Shakhtar played in the Champions League this season as well, but now that feels like a distant memory, following the Russian invasion that started on February 24.
"We didn't think it could really happen," he admits. Nobody expected Russia to be so barbaric and cruel. This really is a nightmare. I don’t understand how they are capable of it.
"They ruined so many beautiful towns and killed so many civilians. That is a catastrophe.
"Up until 2014, we just considered Russia to be a neighbour. There were no bad feelings between people in the two countries. It was unthinkable that war could start, first in Donetsk and then in all of Ukraine.
"But now, Russia doesn't exist for me as a country anymore. I think it would take a very long time for the wounds to heal."
The tragedy of Mariupol, besieged and almost totally destroyed by Russian aggressors, is very personal for Trubin.
"It is almost my second town," he says. "As kids, we used to train and play there quite a lot. We also went there with my family for seaside vacations.
"My girlfriend is from Mariupol, and all her family lived there. Thankfully, they now managed to escape."
He keeps in touch daily with his family in Donetsk.
"Only when I joined the first-team squad three years ago was there an opportunity to bring my mother and sister to live with me," he reveals. "But my father, grandmother, uncle and aunt are still in Donetsk.
"They are relatively safe, even though there are severe problems with running water and electricity."
The keeper himself, together with his mother and sister, escaped to Lutsk in the west of the country.
Ironically, it's the hometown of Anatoliy Tymoshchuk, once a legend of Ukrainian football, but now considered a traitor as he silently continues to work as assistant coach at Gazprom-owned Zenit.
"I would rather not talk about that man," Trubin says. "We went to Lutsk because it was possible to find a place to live here.
"Some players went to other towns, like Uzhhorod and Lviv. There is a pitch here, and I am trying to train and keep myself in form, but that is not easy."

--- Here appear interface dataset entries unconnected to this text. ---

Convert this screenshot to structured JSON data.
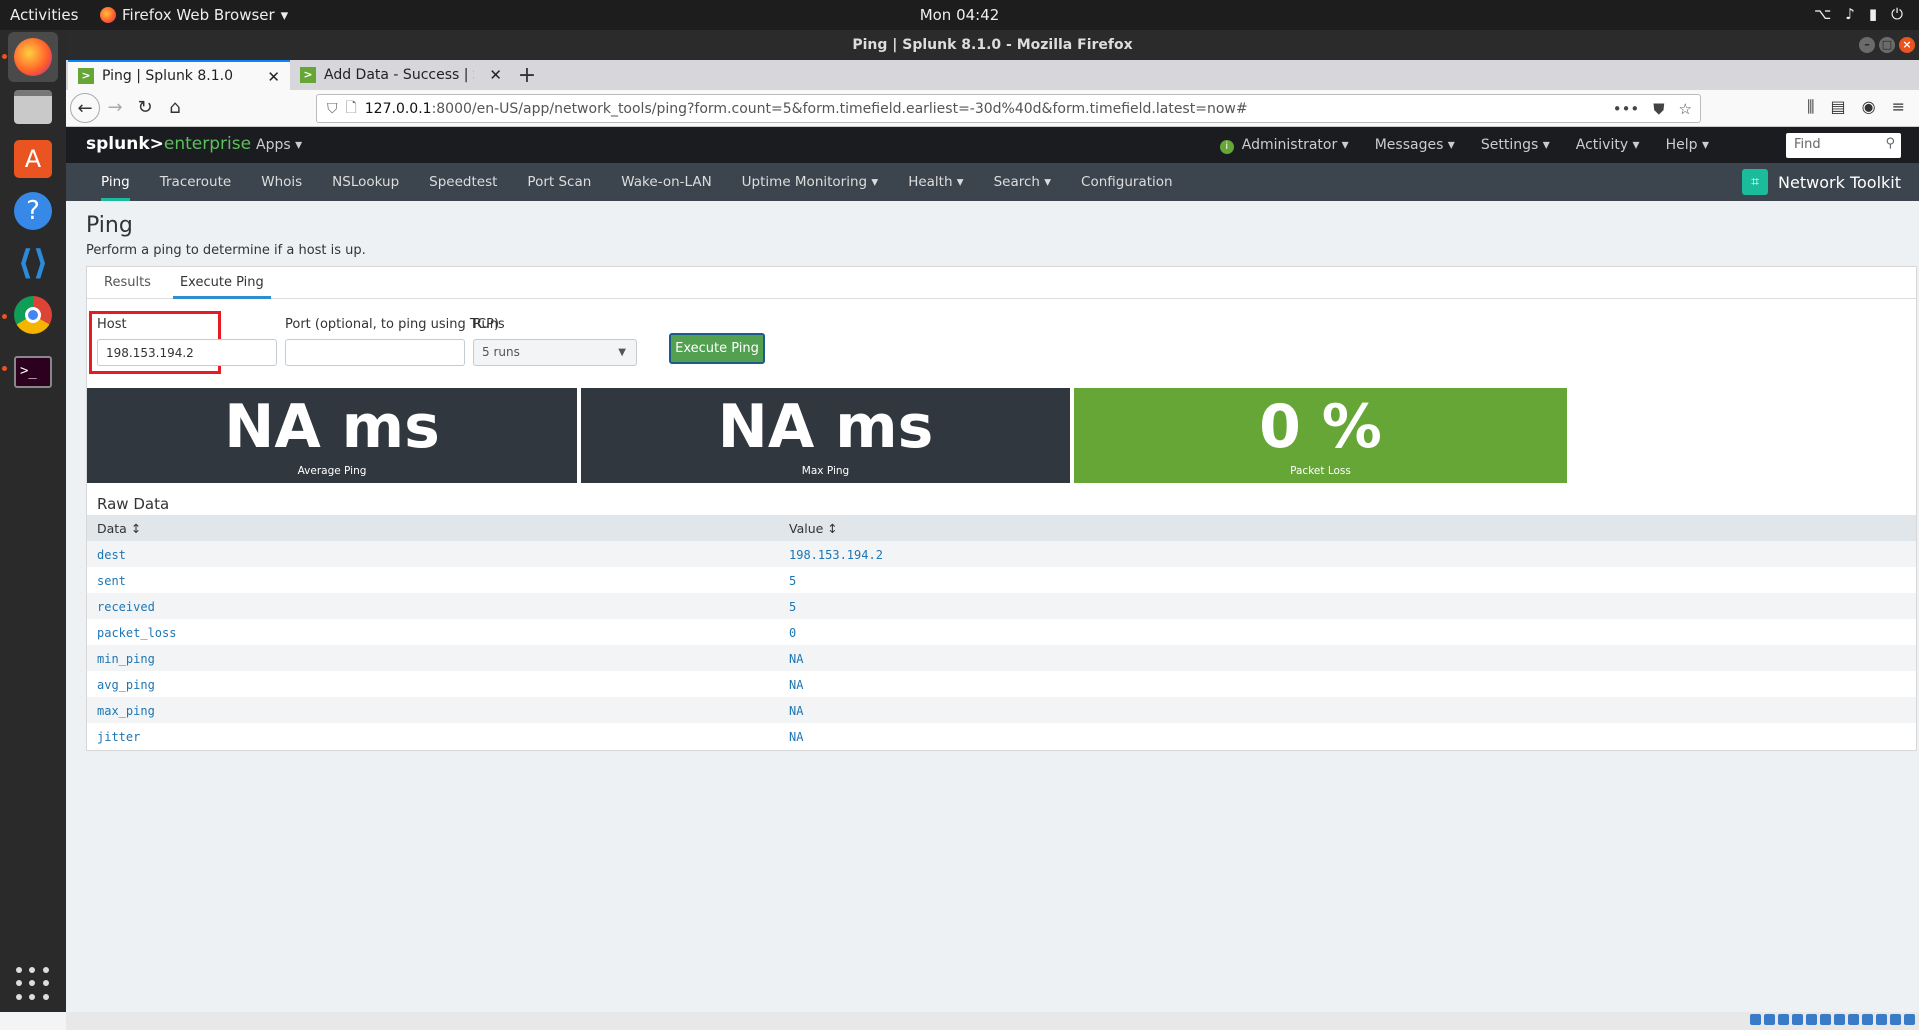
{
  "topbar": {
    "activities": "Activities",
    "app_menu": "Firefox Web Browser",
    "clock": "Mon 04:42"
  },
  "window": {
    "title": "Ping | Splunk 8.1.0 - Mozilla Firefox"
  },
  "browser": {
    "tabs": [
      {
        "label": "Ping | Splunk 8.1.0",
        "active": true
      },
      {
        "label": "Add Data - Success | Splu",
        "active": false
      }
    ],
    "url_host": "127.0.0.1",
    "url_rest": ":8000/en-US/app/network_tools/ping?form.count=5&form.timefield.earliest=-30d%40d&form.timefield.latest=now#"
  },
  "splunk": {
    "logo_main": "splunk>",
    "logo_sub": "enterprise",
    "apps": "Apps ▾",
    "menu": [
      "Administrator ▾",
      "Messages ▾",
      "Settings ▾",
      "Activity ▾",
      "Help ▾"
    ],
    "find_placeholder": "Find"
  },
  "appnav": {
    "items": [
      "Ping",
      "Traceroute",
      "Whois",
      "NSLookup",
      "Speedtest",
      "Port Scan",
      "Wake-on-LAN",
      "Uptime Monitoring ▾",
      "Health ▾",
      "Search ▾",
      "Configuration"
    ],
    "app_name": "Network Toolkit"
  },
  "page": {
    "title": "Ping",
    "description": "Perform a ping to determine if a host is up.",
    "tabs": [
      "Results",
      "Execute Ping"
    ]
  },
  "form": {
    "host_label": "Host",
    "host_value": "198.153.194.2",
    "port_label": "Port (optional, to ping using TCP)",
    "port_value": "",
    "runs_label": "Runs",
    "runs_value": "5 runs",
    "execute_label": "Execute Ping"
  },
  "singles": [
    {
      "value": "NA ms",
      "label": "Average Ping",
      "color": "#31373e"
    },
    {
      "value": "NA ms",
      "label": "Max Ping",
      "color": "#31373e"
    },
    {
      "value": "0 %",
      "label": "Packet Loss",
      "color": "#65a637"
    }
  ],
  "raw": {
    "title": "Raw Data",
    "col_data": "Data ↕",
    "col_value": "Value ↕",
    "rows": [
      {
        "data": "dest",
        "value": "198.153.194.2"
      },
      {
        "data": "sent",
        "value": "5"
      },
      {
        "data": "received",
        "value": "5"
      },
      {
        "data": "packet_loss",
        "value": "0"
      },
      {
        "data": "min_ping",
        "value": "NA"
      },
      {
        "data": "avg_ping",
        "value": "NA"
      },
      {
        "data": "max_ping",
        "value": "NA"
      },
      {
        "data": "jitter",
        "value": "NA"
      }
    ]
  }
}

Whereas the foreign players were allowed to leave the country, the situation is different for Ukrainians.
"Men aged 18 to 60 are not allowed to leave," he explains. "There might have been interest from certain clubs, and I might have loved to join a foreign club temporarily.
"But that is impossible without getting permission from the Ministry of Sports of the Football Association.
"I could have been more useful for the country by playing abroad, rather than just sitting here and doing nothing."
The young keeper was part of Ukraine's Euro 2020 squad, even though he didn't play.
Now, that national team must start thinking about the World Cup qualifying fixture against Scotland that was postponed until June because of the war. The winner will face Wales in the playoff for the place in Qatar.
"This is another important aspect. I wish I could at least find a team in order to train regularly. It is much better to train with a squad rather than do it all by myself," Trubin says.
However, while the World Cup is important, peace is all that matters to Ukrainians right now.
"I want this nightmare to end as soon as possible, and for us to get our country back to normal," he says.
"Then, my biggest dream is to return to Donetsk and play at Donbass Arena. It was impossible for many years, but I believe that day will come.”